(Dataset rows for apps and sites)
______________________________
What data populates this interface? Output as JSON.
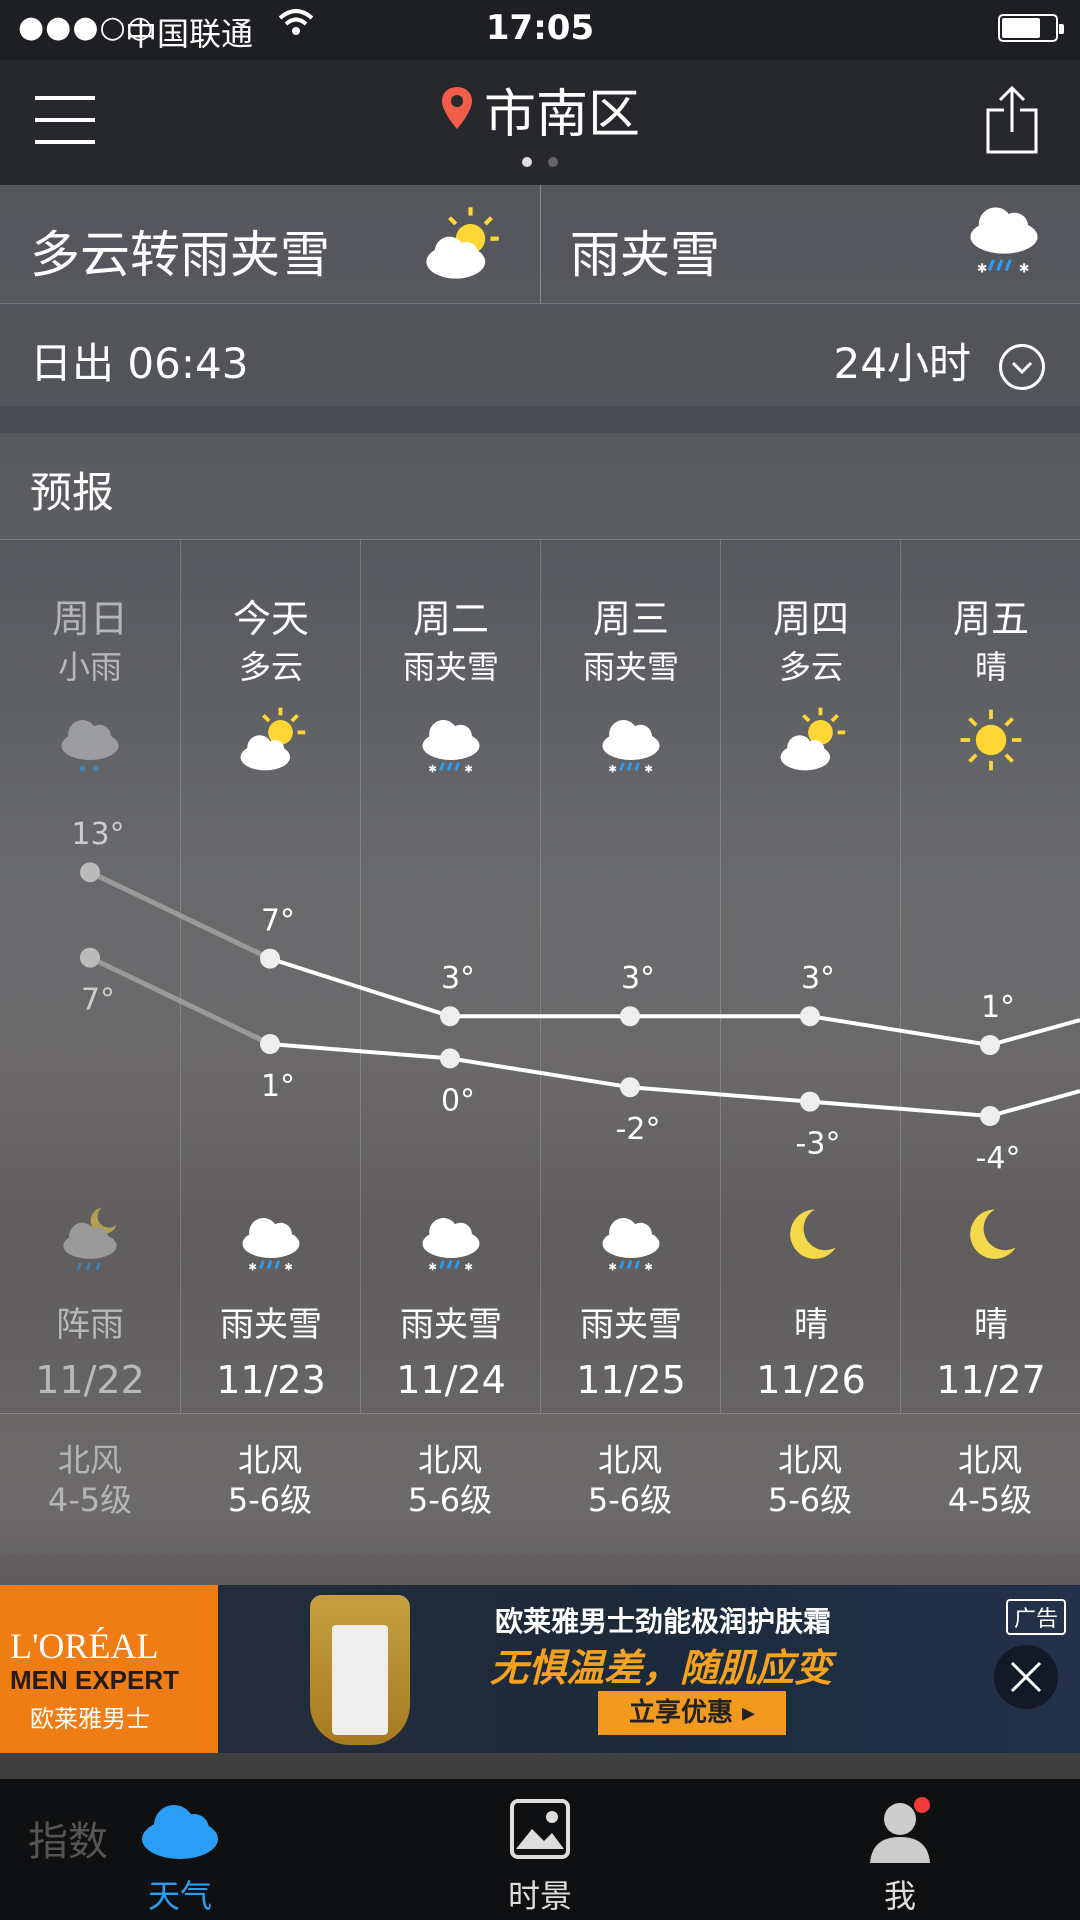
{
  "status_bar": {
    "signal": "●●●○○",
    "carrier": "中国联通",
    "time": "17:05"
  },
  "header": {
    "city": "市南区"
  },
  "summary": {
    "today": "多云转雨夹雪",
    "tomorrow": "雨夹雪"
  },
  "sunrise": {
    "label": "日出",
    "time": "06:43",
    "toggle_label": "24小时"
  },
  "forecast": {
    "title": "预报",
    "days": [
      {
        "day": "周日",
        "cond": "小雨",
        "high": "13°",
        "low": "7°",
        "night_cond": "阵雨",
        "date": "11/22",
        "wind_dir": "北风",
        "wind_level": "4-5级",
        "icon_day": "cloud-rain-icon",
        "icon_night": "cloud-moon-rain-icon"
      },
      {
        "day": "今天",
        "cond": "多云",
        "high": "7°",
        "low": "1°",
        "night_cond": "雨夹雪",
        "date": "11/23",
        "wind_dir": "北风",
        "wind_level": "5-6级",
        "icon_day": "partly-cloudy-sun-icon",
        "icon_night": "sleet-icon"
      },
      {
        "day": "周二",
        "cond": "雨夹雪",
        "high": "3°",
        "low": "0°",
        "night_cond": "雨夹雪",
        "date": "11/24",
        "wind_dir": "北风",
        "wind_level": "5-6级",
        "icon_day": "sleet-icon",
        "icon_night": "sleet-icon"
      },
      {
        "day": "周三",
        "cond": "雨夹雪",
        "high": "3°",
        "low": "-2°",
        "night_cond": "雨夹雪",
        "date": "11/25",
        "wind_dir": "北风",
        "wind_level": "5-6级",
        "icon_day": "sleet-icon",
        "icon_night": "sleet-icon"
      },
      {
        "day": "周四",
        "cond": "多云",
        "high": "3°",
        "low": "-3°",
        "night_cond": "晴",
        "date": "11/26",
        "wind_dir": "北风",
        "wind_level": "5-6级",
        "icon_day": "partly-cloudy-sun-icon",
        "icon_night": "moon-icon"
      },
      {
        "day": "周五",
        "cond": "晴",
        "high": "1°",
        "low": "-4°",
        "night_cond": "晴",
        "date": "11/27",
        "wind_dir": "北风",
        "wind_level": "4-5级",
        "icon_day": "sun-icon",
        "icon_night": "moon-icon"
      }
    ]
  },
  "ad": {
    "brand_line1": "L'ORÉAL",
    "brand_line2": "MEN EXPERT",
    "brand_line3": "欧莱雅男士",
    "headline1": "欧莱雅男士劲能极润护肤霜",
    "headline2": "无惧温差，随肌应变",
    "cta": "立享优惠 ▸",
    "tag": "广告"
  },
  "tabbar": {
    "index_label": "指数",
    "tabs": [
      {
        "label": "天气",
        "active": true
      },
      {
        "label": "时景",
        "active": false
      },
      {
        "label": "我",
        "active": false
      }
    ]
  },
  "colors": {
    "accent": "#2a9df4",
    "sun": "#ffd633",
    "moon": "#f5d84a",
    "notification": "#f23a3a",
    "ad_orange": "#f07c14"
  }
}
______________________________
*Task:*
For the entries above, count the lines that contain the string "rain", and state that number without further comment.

*Reply:*
2